* [Data supplied]
-=-=-=-=-
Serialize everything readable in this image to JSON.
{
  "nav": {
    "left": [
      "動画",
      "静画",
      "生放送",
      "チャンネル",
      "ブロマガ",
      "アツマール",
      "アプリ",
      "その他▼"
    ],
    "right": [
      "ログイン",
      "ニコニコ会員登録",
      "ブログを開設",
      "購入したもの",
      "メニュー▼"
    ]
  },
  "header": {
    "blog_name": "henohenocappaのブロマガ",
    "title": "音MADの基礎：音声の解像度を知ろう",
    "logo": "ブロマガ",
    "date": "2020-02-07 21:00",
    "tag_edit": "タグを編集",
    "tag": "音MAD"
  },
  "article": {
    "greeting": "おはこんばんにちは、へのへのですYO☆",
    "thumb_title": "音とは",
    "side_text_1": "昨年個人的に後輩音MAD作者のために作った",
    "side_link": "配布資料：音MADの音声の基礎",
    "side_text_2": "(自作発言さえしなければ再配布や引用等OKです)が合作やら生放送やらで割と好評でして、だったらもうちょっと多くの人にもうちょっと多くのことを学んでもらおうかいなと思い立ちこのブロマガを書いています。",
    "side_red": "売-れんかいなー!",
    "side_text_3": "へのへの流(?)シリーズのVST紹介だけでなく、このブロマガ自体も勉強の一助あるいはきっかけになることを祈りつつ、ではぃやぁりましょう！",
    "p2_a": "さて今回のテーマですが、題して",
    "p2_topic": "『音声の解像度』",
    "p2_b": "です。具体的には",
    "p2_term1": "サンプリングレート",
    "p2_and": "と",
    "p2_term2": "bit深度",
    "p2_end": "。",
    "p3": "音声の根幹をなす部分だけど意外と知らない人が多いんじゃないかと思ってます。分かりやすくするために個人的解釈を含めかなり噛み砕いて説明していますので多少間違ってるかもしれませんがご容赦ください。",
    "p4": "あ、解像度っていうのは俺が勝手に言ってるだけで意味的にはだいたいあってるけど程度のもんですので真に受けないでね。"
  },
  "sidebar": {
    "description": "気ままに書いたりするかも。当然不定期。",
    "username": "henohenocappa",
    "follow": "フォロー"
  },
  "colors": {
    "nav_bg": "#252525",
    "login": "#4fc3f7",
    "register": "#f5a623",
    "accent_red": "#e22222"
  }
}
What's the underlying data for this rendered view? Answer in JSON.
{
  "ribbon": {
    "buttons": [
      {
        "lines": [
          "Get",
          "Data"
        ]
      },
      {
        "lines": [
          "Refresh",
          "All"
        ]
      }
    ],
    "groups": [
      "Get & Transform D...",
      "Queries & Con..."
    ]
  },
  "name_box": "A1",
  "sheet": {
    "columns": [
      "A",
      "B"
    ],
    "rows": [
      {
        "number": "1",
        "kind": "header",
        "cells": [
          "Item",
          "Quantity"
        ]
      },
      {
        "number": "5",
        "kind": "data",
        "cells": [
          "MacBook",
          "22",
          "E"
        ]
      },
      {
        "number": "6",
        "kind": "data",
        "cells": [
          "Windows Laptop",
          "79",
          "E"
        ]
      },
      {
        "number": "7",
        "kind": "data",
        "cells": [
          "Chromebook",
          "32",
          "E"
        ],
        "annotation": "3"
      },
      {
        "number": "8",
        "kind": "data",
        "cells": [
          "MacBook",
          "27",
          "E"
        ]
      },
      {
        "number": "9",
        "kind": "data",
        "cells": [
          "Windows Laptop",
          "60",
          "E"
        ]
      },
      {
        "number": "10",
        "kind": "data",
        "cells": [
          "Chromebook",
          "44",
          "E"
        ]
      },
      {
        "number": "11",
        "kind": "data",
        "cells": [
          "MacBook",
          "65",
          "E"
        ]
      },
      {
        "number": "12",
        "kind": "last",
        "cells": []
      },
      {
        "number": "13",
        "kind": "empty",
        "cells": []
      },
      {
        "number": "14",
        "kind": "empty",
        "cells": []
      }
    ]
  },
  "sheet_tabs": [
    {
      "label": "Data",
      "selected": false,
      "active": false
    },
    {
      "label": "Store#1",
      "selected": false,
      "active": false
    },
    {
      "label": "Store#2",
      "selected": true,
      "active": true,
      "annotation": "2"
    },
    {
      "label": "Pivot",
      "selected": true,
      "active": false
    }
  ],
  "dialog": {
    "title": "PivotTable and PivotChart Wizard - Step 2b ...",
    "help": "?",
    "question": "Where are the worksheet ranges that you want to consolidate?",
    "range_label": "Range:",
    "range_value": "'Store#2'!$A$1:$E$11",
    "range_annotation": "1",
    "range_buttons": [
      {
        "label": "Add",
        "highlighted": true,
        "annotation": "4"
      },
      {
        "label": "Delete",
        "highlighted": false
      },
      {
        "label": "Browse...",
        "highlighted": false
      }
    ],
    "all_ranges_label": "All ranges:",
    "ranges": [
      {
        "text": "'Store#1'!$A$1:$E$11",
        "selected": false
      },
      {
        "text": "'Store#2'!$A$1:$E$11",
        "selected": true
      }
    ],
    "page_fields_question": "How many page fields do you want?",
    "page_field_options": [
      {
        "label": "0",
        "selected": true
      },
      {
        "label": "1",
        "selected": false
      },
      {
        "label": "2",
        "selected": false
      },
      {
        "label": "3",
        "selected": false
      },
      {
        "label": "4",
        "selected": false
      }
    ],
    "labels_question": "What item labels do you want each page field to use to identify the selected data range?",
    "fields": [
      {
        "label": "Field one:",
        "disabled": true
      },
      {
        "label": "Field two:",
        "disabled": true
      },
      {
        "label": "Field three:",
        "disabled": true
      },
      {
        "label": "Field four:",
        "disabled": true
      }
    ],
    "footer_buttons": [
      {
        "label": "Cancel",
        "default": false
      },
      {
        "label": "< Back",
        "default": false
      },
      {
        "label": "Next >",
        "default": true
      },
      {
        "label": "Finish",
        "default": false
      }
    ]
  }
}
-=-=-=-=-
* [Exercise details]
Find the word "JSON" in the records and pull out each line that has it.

* [Response area]
Serialize everything readable in this image to JSON.
What's the underlying data for this rendered view? Answer in JSON.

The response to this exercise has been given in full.